TASK TO CARRY OUT | Each line below should be copied exactly as it stands.
= = =
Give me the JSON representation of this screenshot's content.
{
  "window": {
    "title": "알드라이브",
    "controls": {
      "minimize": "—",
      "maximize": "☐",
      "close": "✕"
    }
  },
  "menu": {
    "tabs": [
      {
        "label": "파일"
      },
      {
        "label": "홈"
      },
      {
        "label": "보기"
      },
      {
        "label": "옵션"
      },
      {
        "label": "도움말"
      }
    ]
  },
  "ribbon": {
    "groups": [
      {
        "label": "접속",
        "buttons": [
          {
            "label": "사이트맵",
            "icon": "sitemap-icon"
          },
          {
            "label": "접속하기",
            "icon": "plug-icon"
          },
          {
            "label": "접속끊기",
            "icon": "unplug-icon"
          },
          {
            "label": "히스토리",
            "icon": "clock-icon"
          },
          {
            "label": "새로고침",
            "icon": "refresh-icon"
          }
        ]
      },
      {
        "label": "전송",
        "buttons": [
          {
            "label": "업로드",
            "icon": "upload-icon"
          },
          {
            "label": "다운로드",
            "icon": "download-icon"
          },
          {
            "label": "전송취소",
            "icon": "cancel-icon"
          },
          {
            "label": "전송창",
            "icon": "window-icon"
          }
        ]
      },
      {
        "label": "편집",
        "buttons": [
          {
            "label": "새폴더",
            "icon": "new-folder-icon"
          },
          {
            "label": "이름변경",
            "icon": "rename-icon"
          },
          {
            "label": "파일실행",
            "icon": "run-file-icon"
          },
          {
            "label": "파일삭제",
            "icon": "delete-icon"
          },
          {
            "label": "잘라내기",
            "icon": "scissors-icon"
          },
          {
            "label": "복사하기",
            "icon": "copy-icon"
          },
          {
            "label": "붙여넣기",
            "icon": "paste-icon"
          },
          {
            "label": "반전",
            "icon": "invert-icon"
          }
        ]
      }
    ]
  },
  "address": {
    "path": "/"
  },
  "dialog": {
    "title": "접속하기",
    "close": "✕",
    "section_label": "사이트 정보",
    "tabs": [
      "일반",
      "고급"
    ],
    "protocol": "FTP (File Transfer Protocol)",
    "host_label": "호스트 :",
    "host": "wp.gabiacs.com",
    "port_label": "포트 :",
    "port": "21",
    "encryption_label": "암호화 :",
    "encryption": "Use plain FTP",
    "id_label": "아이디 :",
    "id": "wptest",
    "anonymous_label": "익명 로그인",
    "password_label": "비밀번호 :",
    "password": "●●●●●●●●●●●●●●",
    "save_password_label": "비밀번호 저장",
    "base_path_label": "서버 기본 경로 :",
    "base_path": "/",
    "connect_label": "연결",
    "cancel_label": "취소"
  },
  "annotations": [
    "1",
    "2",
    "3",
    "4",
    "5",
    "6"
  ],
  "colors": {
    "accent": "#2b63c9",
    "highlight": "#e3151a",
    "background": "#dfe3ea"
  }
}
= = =
SOLUTION |
Give me the JSON representation of this screenshot's content.
{
  "window": {
    "title": "알드라이브",
    "controls": {
      "minimize": "—",
      "maximize": "☐",
      "close": "✕"
    }
  },
  "menu": {
    "tabs": [
      {
        "label": "파일"
      },
      {
        "label": "홈"
      },
      {
        "label": "보기"
      },
      {
        "label": "옵션"
      },
      {
        "label": "도움말"
      }
    ]
  },
  "ribbon": {
    "groups": [
      {
        "label": "접속",
        "buttons": [
          {
            "label": "사이트맵",
            "icon": "sitemap-icon"
          },
          {
            "label": "접속하기",
            "icon": "plug-icon"
          },
          {
            "label": "접속끊기",
            "icon": "unplug-icon"
          },
          {
            "label": "히스토리",
            "icon": "clock-icon"
          },
          {
            "label": "새로고침",
            "icon": "refresh-icon"
          }
        ]
      },
      {
        "label": "전송",
        "buttons": [
          {
            "label": "업로드",
            "icon": "upload-icon"
          },
          {
            "label": "다운로드",
            "icon": "download-icon"
          },
          {
            "label": "전송취소",
            "icon": "cancel-icon"
          },
          {
            "label": "전송창",
            "icon": "window-icon"
          }
        ]
      },
      {
        "label": "편집",
        "buttons": [
          {
            "label": "새폴더",
            "icon": "new-folder-icon"
          },
          {
            "label": "이름변경",
            "icon": "rename-icon"
          },
          {
            "label": "파일실행",
            "icon": "run-file-icon"
          },
          {
            "label": "파일삭제",
            "icon": "delete-icon"
          },
          {
            "label": "잘라내기",
            "icon": "scissors-icon"
          },
          {
            "label": "복사하기",
            "icon": "copy-icon"
          },
          {
            "label": "붙여넣기",
            "icon": "paste-icon"
          },
          {
            "label": "반전",
            "icon": "invert-icon"
          }
        ]
      }
    ]
  },
  "address": {
    "path": "/"
  },
  "dialog": {
    "title": "접속하기",
    "close": "✕",
    "section_label": "사이트 정보",
    "tabs": [
      "일반",
      "고급"
    ],
    "protocol": "FTP (File Transfer Protocol)",
    "host_label": "호스트 :",
    "host": "wp.gabiacs.com",
    "port_label": "포트 :",
    "port": "21",
    "encryption_label": "암호화 :",
    "encryption": "Use plain FTP",
    "id_label": "아이디 :",
    "id": "wptest",
    "anonymous_label": "익명 로그인",
    "password_label": "비밀번호 :",
    "password": "●●●●●●●●●●●●●●",
    "save_password_label": "비밀번호 저장",
    "base_path_label": "서버 기본 경로 :",
    "base_path": "/",
    "connect_label": "연결",
    "cancel_label": "취소"
  },
  "annotations": [
    "1",
    "2",
    "3",
    "4",
    "5",
    "6"
  ],
  "colors": {
    "accent": "#2b63c9",
    "highlight": "#e3151a",
    "background": "#dfe3ea"
  }
}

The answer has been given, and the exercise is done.